On May 7, 7:29 pm, "Michael W. Ryder" <_mwry... / worldnet.att.net>
wrote:
> John Joyce wrote:
>
> > On May 8, 2007, at 7:51 AM, Peter Seebach wrote:
>
> >> In message <923DE35C-CA19-4867-B3CE-FC3DB60A4... / gmail.com>, John
> >> Joyce writes:
> >>> What PS is saying is, unless you're using a really old compiler and
> >>> system (really really old) ...
> >>> main is a function that always returns int. Not void. Though some
> >>> compilers are kind of forgiving and will change it internally to int
> >>> anyway, just use int.
>
> >> It's been "int" since the first C compilers.  There's some platforms
> >> that are more tolerant, but it's been that way since K&R1.
>
> >> -s
>
> > Perhaps it has. Doesn't matter since when. There are and were compilers
> > that accept it. There are (unfortunately) and were books that taught
> > void main for a long time.
> > I can only speculate that they did this to initially hide some details
> > from people just starting out with C.
> > Luckily it doesn't happen anymore, but a lot of those old books are
> > still floating around, not to mention old code...
>
> I know the free Borland C++ compiler accepts void main().  I always used
> it for utility programs where I didn't care for the return from the
> program.  My copy of K&R uses just main() for programs and the Borland

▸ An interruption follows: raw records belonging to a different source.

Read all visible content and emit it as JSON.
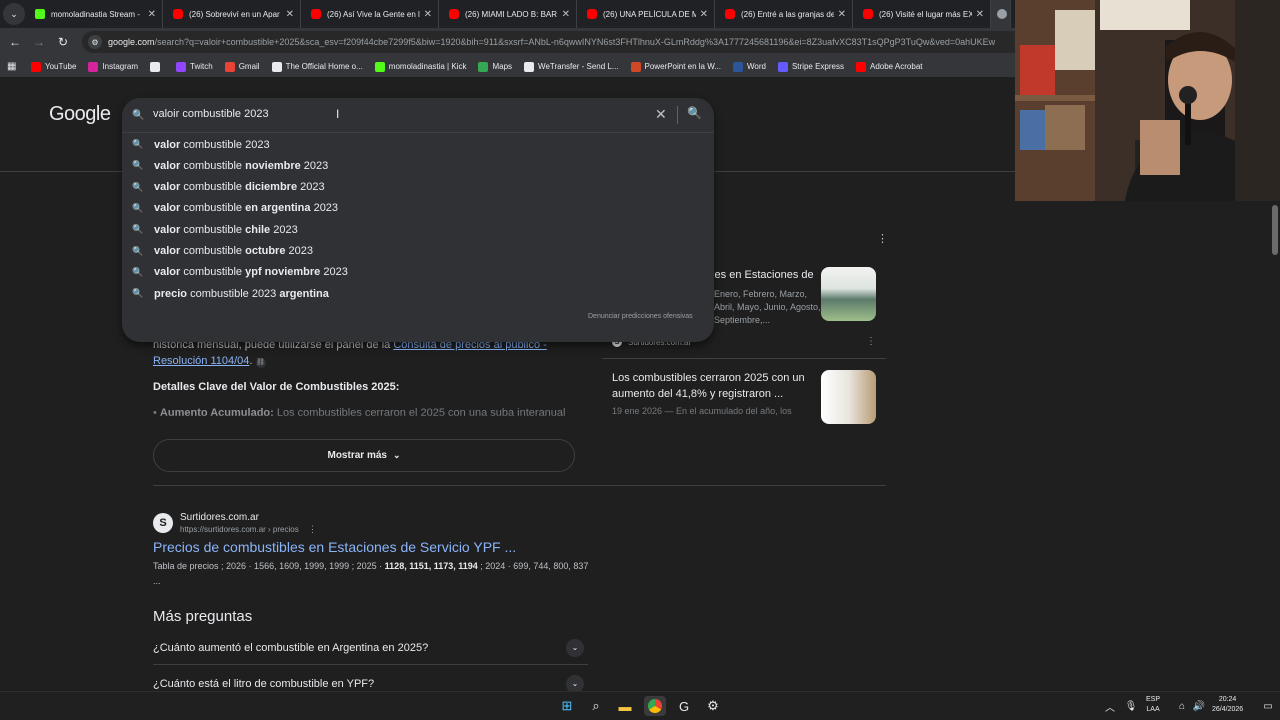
{
  "tabs": [
    {
      "title": "momoladinastia Stream -",
      "icon": "kick-icon"
    },
    {
      "title": "(26) Sobreviví en un Apar",
      "icon": "youtube-icon"
    },
    {
      "title": "(26) Así Vive la Gente en l",
      "icon": "youtube-icon"
    },
    {
      "title": "(26) MIAMI LADO B: BAR",
      "icon": "youtube-icon"
    },
    {
      "title": "(26) UNA PELÍCULA DE M",
      "icon": "youtube-icon"
    },
    {
      "title": "(26) Entré a las granjas de",
      "icon": "youtube-icon"
    },
    {
      "title": "(26) Visité el lugar más EX",
      "icon": "youtube-icon"
    }
  ],
  "address": {
    "host": "google.com",
    "path": "/search?q=valoir+combustible+2025&sca_esv=f209f44cbe7299f5&biw=1920&bih=911&sxsrf=ANbL-n6qwwINYN6st3FHTlhnuX-GLmRddg%3A1777245681196&ei=8Z3uafvXC83T1sQPgP3TuQw&ved=0ahUKEw"
  },
  "bookmarks": [
    {
      "label": "YouTube",
      "color": "#ff0000"
    },
    {
      "label": "Instagram",
      "color": "#d6249f"
    },
    {
      "label": "",
      "color": "#e8eaed",
      "icon": "x-icon"
    },
    {
      "label": "Twitch",
      "color": "#9146ff"
    },
    {
      "label": "Gmail",
      "color": "#ea4335"
    },
    {
      "label": "The Official Home o...",
      "color": "#e8eaed"
    },
    {
      "label": "momoladinastia | Kick",
      "color": "#53fc18"
    },
    {
      "label": "Maps",
      "color": "#34a853"
    },
    {
      "label": "WeTransfer - Send L...",
      "color": "#e8eaed"
    },
    {
      "label": "PowerPoint en la W...",
      "color": "#d24726"
    },
    {
      "label": "Word",
      "color": "#2b579a"
    },
    {
      "label": "Stripe Express",
      "color": "#635bff"
    },
    {
      "label": "Adobe Acrobat",
      "color": "#ff0000"
    }
  ],
  "google_logo": "Google",
  "search": {
    "query": "valoir combustible 2023",
    "report": "Denunciar predicciones ofensivas",
    "suggestions": [
      [
        [
          "valor",
          true
        ],
        [
          " combustible 2023",
          false
        ]
      ],
      [
        [
          "valor",
          true
        ],
        [
          " combustible ",
          false
        ],
        [
          "noviembre",
          true
        ],
        [
          " 2023",
          false
        ]
      ],
      [
        [
          "valor",
          true
        ],
        [
          " combustible ",
          false
        ],
        [
          "diciembre",
          true
        ],
        [
          " 2023",
          false
        ]
      ],
      [
        [
          "valor",
          true
        ],
        [
          " combustible ",
          false
        ],
        [
          "en argentina",
          true
        ],
        [
          " 2023",
          false
        ]
      ],
      [
        [
          "valor",
          true
        ],
        [
          " combustible ",
          false
        ],
        [
          "chile",
          true
        ],
        [
          " 2023",
          false
        ]
      ],
      [
        [
          "valor",
          true
        ],
        [
          " combustible ",
          false
        ],
        [
          "octubre",
          true
        ],
        [
          " 2023",
          false
        ]
      ],
      [
        [
          "valor",
          true
        ],
        [
          " combustible ",
          false
        ],
        [
          "ypf noviembre",
          true
        ],
        [
          " 2023",
          false
        ]
      ],
      [
        [
          "precio",
          true
        ],
        [
          " combustible 2023 ",
          false
        ],
        [
          "argentina",
          true
        ]
      ]
    ]
  },
  "ai_overview": {
    "text_part1": "cercana a los $1.371 y la Premium en torno a los $1.999. Para consultar la evolución histórica mensual, puede utilizarse el panel de la ",
    "link": "Consulta de precios al público - Resolución 1104/04",
    "text_part2": ".",
    "heading": "Detalles Clave del Valor de Combustibles 2025:",
    "bullet_bold": "Aumento Acumulado:",
    "bullet_text": " Los combustibles cerraron el 2025 con una suba interanual",
    "more_button": "Mostrar más"
  },
  "result": {
    "site": "Surtidores.com.ar",
    "url": "https://surtidores.com.ar › precios",
    "title": "Precios de combustibles en Estaciones de Servicio YPF ...",
    "snippet_a": "Tabla de precios ; 2026 · 1566, 1609, 1999, 1999 ; 2025 · ",
    "snippet_bold": "1128, 1151, 1173, 1194",
    "snippet_b": " ; 2024 · 699, 744, 800, 837 ..."
  },
  "more_questions": {
    "heading": "Más preguntas",
    "items": [
      "¿Cuánto aumentó el combustible en Argentina en 2025?",
      "¿Cuánto está el litro de combustible en YPF?"
    ]
  },
  "side_cards": [
    {
      "title": "bles en Estaciones de",
      "snippet": "Enero, Febrero, Marzo, Abril, Mayo, Junio, Agosto, Septiembre,...",
      "source": "Surtidores.com.ar"
    },
    {
      "title": "Los combustibles cerraron 2025 con un aumento del 41,8% y registraron ...",
      "snippet": "19 ene 2026 — En el acumulado del año, los"
    }
  ],
  "taskbar": {
    "lang_top": "ESP",
    "lang_bottom": "LAA",
    "time": "20:24",
    "date": "26/4/2026"
  },
  "colors": {
    "link": "#8ab4f8",
    "page_bg": "#1f1f1f",
    "searchbox_bg": "#303134"
  }
}
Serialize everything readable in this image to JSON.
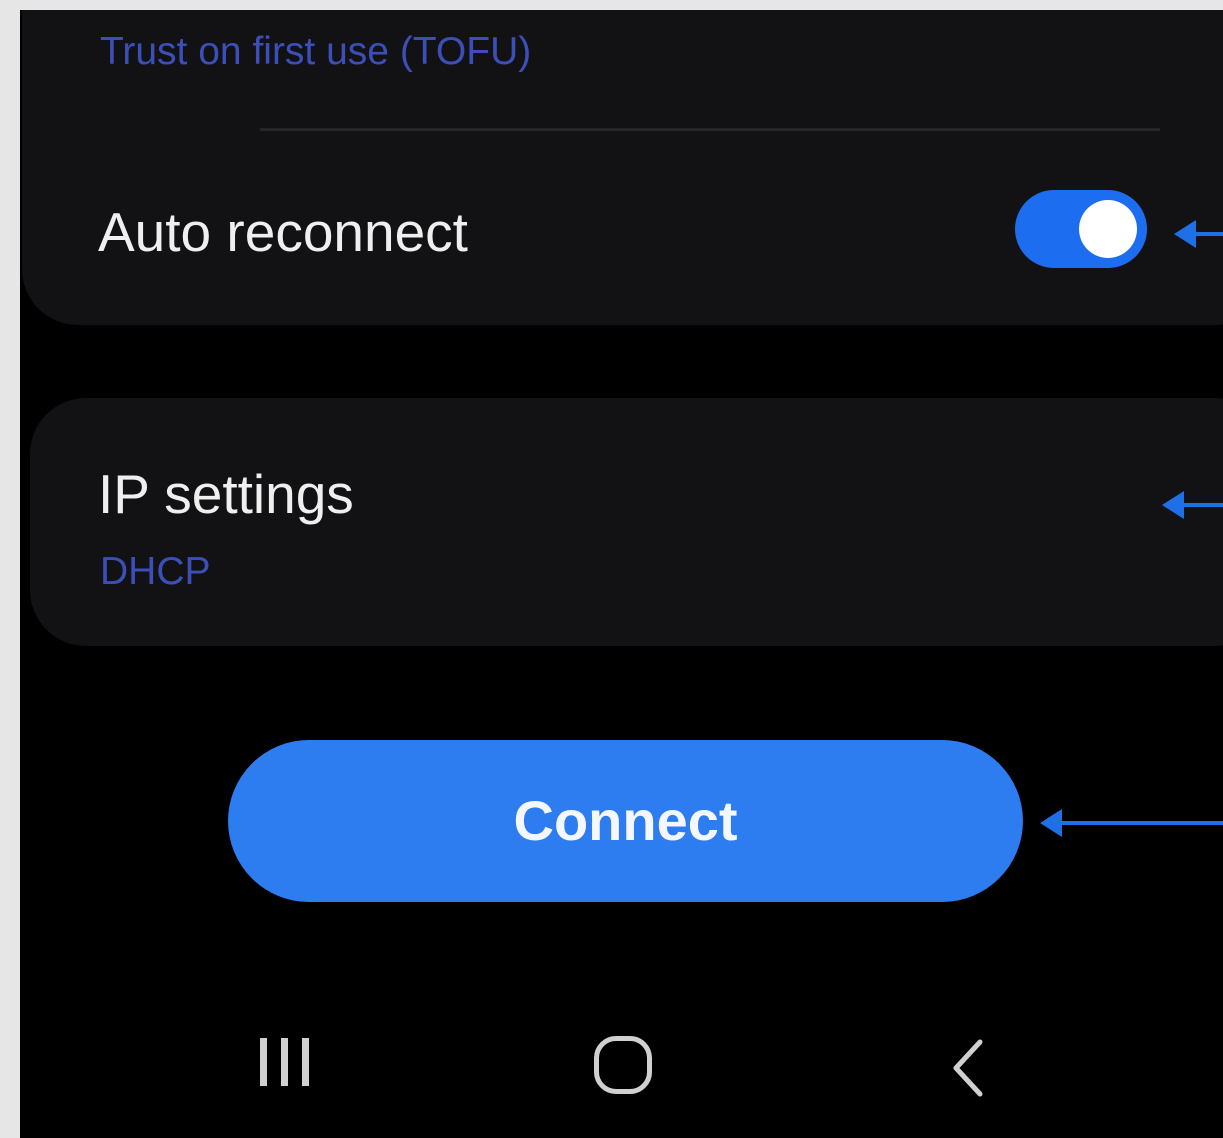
{
  "eap": {
    "ca_certificate_value": "Trust on first use (TOFU)"
  },
  "auto_reconnect": {
    "label": "Auto reconnect",
    "enabled": true
  },
  "ip_settings": {
    "label": "IP settings",
    "value": "DHCP"
  },
  "connect_button": {
    "label": "Connect"
  },
  "nav_bar": {
    "recents_icon": "recents-icon",
    "home_icon": "home-icon",
    "back_icon": "back-icon"
  },
  "colors": {
    "accent": "#2d7df0",
    "subtitle": "#3c4fb8",
    "annotation_arrow": "#1f6fe6"
  }
}
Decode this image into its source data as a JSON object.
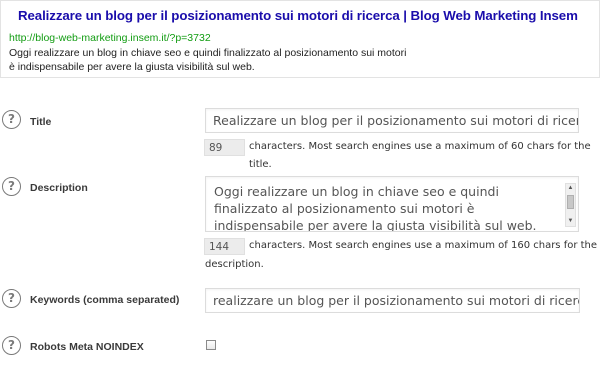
{
  "snippet_preview": {
    "title": "Realizzare un blog per il posizionamento sui motori di ricerca | Blog Web Marketing Insem",
    "url": "http://blog-web-marketing.insem.it/?p=3732",
    "description": "Oggi realizzare un blog in chiave seo e quindi finalizzato al posizionamento sui motori è indispensabile per avere la giusta visibilità sul web."
  },
  "fields": {
    "title": {
      "label": "Title",
      "value": "Realizzare un blog per il posizionamento sui motori di ricerca",
      "char_count": "89",
      "char_note": "characters. Most search engines use a maximum of 60 chars for the title."
    },
    "description": {
      "label": "Description",
      "value": "Oggi realizzare un blog in chiave seo e quindi finalizzato al posizionamento sui motori è indispensabile per avere la giusta visibilità sul web.",
      "char_count": "144",
      "char_note_line1": "characters. Most search engines use a maximum of 160 chars for the",
      "char_note_line2": "description."
    },
    "keywords": {
      "label": "Keywords (comma separated)",
      "value": "realizzare un blog per il posizionamento sui motori di ricerca, posiziona"
    },
    "noindex": {
      "label": "Robots Meta NOINDEX",
      "checked": false
    }
  },
  "help_icon_glyph": "?",
  "colors": {
    "preview_title": "#1a0dab",
    "preview_url": "#129c12"
  }
}
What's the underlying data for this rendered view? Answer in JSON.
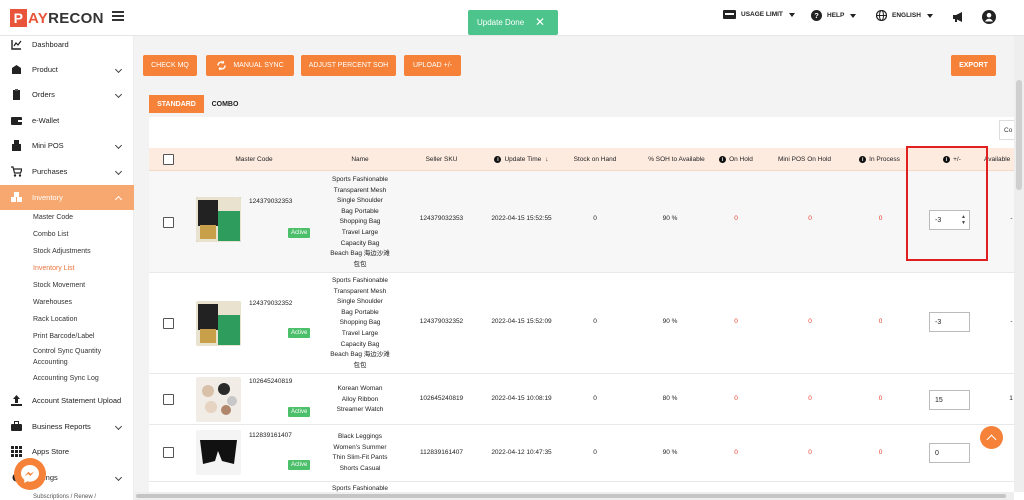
{
  "logo": {
    "boxed_letter": "P",
    "rest_a": "AY",
    "rest_b": "RECON"
  },
  "toast": {
    "message": "Update Done",
    "close": "✕"
  },
  "topbar": {
    "usage": "USAGE LIMIT",
    "help": "HELP",
    "language": "ENGLISH"
  },
  "sidebar": {
    "items": [
      {
        "label": "Dashboard",
        "icon": "chart-icon"
      },
      {
        "label": "Product",
        "icon": "box-icon"
      },
      {
        "label": "Orders",
        "icon": "clipboard-icon"
      },
      {
        "label": "e-Wallet",
        "icon": "wallet-icon"
      },
      {
        "label": "Mini POS",
        "icon": "pos-icon"
      },
      {
        "label": "Purchases",
        "icon": "cart-icon"
      },
      {
        "label": "Inventory",
        "icon": "inventory-icon"
      },
      {
        "label": "Account Statement Upload",
        "icon": "upload-icon"
      },
      {
        "label": "Business Reports",
        "icon": "briefcase-icon"
      },
      {
        "label": "Apps Store",
        "icon": "apps-icon"
      },
      {
        "label": "ings",
        "icon": "settings-icon"
      }
    ],
    "inventory_sub": [
      "Master Code",
      "Combo List",
      "Stock Adjustments",
      "Inventory List",
      "Stock Movement",
      "Warehouses",
      "Rack Location",
      "Print Barcode/Label",
      "Control Sync Quantity",
      "Accounting",
      "Accounting Sync Log"
    ],
    "footer_cut": "Subscriptions / Renew /"
  },
  "toolbar": {
    "check_mq": "CHECK MQ",
    "manual_sync": "MANUAL SYNC",
    "adjust": "ADJUST PERCENT SOH",
    "upload": "UPLOAD +/-",
    "export": "EXPORT"
  },
  "tabs": {
    "standard": "STANDARD",
    "combo": "COMBO"
  },
  "columns_button": "Co",
  "table": {
    "headers": [
      "Master Code",
      "Name",
      "Seller SKU",
      "Update Time",
      "Stock on Hand",
      "% SOH to Available",
      "On Hold",
      "Mini POS On Hold",
      "In Process",
      "+/-",
      "Available"
    ],
    "rows": [
      {
        "code": "124379032353",
        "status": "Active",
        "name": [
          "Sports Fashionable",
          "Transparent Mesh",
          "Single Shoulder",
          "Bag Portable",
          "Shopping Bag",
          "Travel Large",
          "Capacity Bag",
          "Beach Bag 海边沙滩",
          "包包"
        ],
        "sku": "124379032353",
        "time": "2022-04-15 15:52:55",
        "soh": "0",
        "pct": "90 %",
        "hold": "0",
        "pos": "0",
        "proc": "0",
        "adj": "-3",
        "avail": "-"
      },
      {
        "code": "124379032352",
        "status": "Active",
        "name": [
          "Sports Fashionable",
          "Transparent Mesh",
          "Single Shoulder",
          "Bag Portable",
          "Shopping Bag",
          "Travel Large",
          "Capacity Bag",
          "Beach Bag 海边沙滩",
          "包包"
        ],
        "sku": "124379032352",
        "time": "2022-04-15 15:52:09",
        "soh": "0",
        "pct": "90 %",
        "hold": "0",
        "pos": "0",
        "proc": "0",
        "adj": "-3",
        "avail": "-"
      },
      {
        "code": "102645240819",
        "status": "Active",
        "name": [
          "Korean Woman",
          "Alloy Ribbon",
          "Streamer Watch"
        ],
        "sku": "102645240819",
        "time": "2022-04-15 10:08:19",
        "soh": "0",
        "pct": "80 %",
        "hold": "0",
        "pos": "0",
        "proc": "0",
        "adj": "15",
        "avail": "1"
      },
      {
        "code": "112839161407",
        "status": "Active",
        "name": [
          "Black Leggings",
          "Women's Summer",
          "Thin Slim-Fit Pants",
          "Shorts Casual"
        ],
        "sku": "112839161407",
        "time": "2022-04-12 10:47:35",
        "soh": "0",
        "pct": "90 %",
        "hold": "0",
        "pos": "0",
        "proc": "0",
        "adj": "0",
        "avail": ""
      },
      {
        "name_cut": "Sports Fashionable"
      }
    ]
  }
}
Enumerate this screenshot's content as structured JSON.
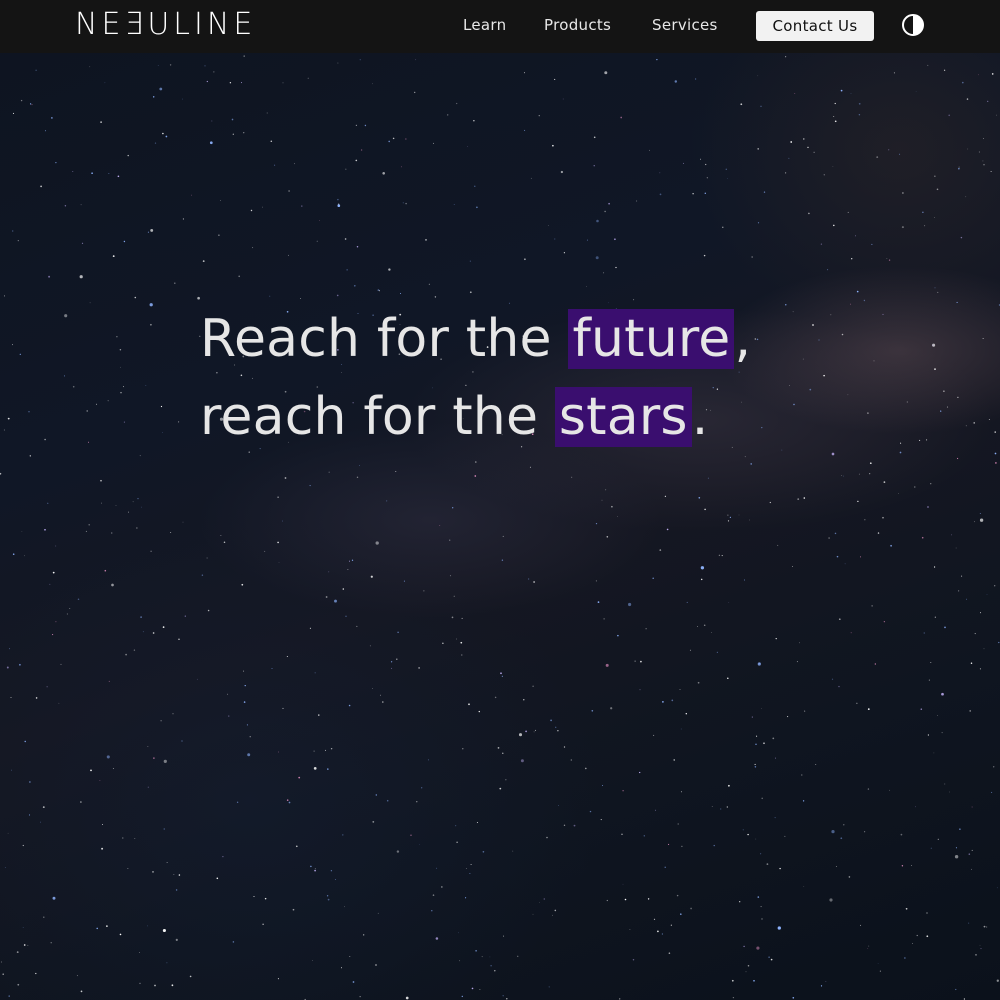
{
  "brand": {
    "logo_text": "NEƎULINE"
  },
  "nav": {
    "links": [
      {
        "label": "Learn"
      },
      {
        "label": "Products"
      },
      {
        "label": "Services"
      }
    ],
    "contact_label": "Contact Us",
    "theme_toggle_icon": "contrast-icon"
  },
  "hero": {
    "line1_prefix": "Reach for the ",
    "line1_highlight": "future",
    "line1_suffix": ",",
    "line2_prefix": "reach for the ",
    "line2_highlight": "stars",
    "line2_suffix": "."
  },
  "colors": {
    "navbar_bg": "#141414",
    "highlight": "#3a0e6f",
    "hero_text": "#e6e6e6",
    "button_bg": "#f2f2f2"
  }
}
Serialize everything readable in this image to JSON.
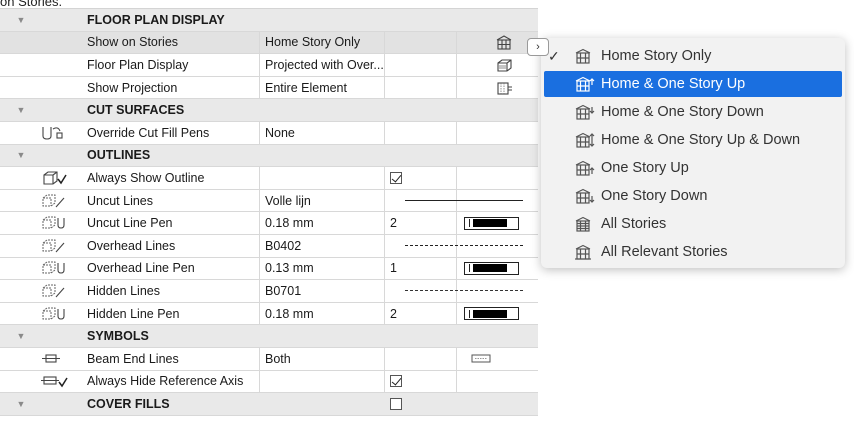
{
  "top_text": "on Stories.",
  "rows": [
    {
      "type": "header",
      "label": "FLOOR PLAN DISPLAY"
    },
    {
      "type": "row",
      "label": "Show on Stories",
      "value": "Home Story Only",
      "right_icon": "stories-icon",
      "selected": true
    },
    {
      "type": "row",
      "label": "Floor Plan Display",
      "value": "Projected with Over...",
      "right_icon": "display-mode-icon"
    },
    {
      "type": "row",
      "label": "Show Projection",
      "value": "Entire Element",
      "right_icon": "projection-icon"
    },
    {
      "type": "header",
      "label": "CUT SURFACES"
    },
    {
      "type": "row",
      "label": "Override Cut Fill Pens",
      "value": "None",
      "left_icon": "override-pen-icon"
    },
    {
      "type": "header",
      "label": "OUTLINES"
    },
    {
      "type": "row",
      "label": "Always Show Outline",
      "value": "",
      "left_icon": "outline-icon",
      "checkbox": true
    },
    {
      "type": "row",
      "label": "Uncut Lines",
      "value": "Volle lijn",
      "left_icon": "uncut-lines-icon",
      "line": "solid"
    },
    {
      "type": "row",
      "label": "Uncut Line Pen",
      "value": "0.18 mm",
      "pen_num": "2",
      "left_icon": "uncut-pen-icon",
      "pen": true
    },
    {
      "type": "row",
      "label": "Overhead Lines",
      "value": "B0402",
      "left_icon": "overhead-lines-icon",
      "line": "dashed"
    },
    {
      "type": "row",
      "label": "Overhead Line Pen",
      "value": "0.13 mm",
      "pen_num": "1",
      "left_icon": "overhead-pen-icon",
      "pen": true
    },
    {
      "type": "row",
      "label": "Hidden Lines",
      "value": "B0701",
      "left_icon": "hidden-lines-icon",
      "line": "dotted"
    },
    {
      "type": "row",
      "label": "Hidden Line Pen",
      "value": "0.18 mm",
      "pen_num": "2",
      "left_icon": "hidden-pen-icon",
      "pen": true
    },
    {
      "type": "header",
      "label": "SYMBOLS"
    },
    {
      "type": "row",
      "label": "Beam End Lines",
      "value": "Both",
      "left_icon": "beam-end-icon",
      "right_icon": "beam-symbol-icon"
    },
    {
      "type": "row",
      "label": "Always Hide Reference Axis",
      "value": "",
      "left_icon": "hide-axis-icon",
      "checkbox": true
    },
    {
      "type": "header",
      "label": "COVER FILLS",
      "checkbox": false
    }
  ],
  "menu": {
    "items": [
      {
        "label": "Home Story Only",
        "checked": true,
        "icon": "home-story-icon"
      },
      {
        "label": "Home & One Story Up",
        "highlighted": true,
        "icon": "story-up-icon"
      },
      {
        "label": "Home & One Story Down",
        "icon": "story-down-icon"
      },
      {
        "label": "Home & One Story Up & Down",
        "icon": "story-updown-icon"
      },
      {
        "label": "One Story Up",
        "icon": "one-up-icon"
      },
      {
        "label": "One Story Down",
        "icon": "one-down-icon"
      },
      {
        "label": "All Stories",
        "icon": "all-stories-icon"
      },
      {
        "label": "All Relevant Stories",
        "icon": "relevant-stories-icon"
      }
    ],
    "check_glyph": "✓"
  },
  "colors": {
    "highlight": "#1a6fe0",
    "header_bg": "#e9e9e9"
  }
}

> compiler accepts it without any warnings.

I typed the question quickly and used void main without thinking much
at all, hoping to get a quick answer to my question about rdoc.
Didn't think it would generate more discussions about void main and
int main ... :)

Ray,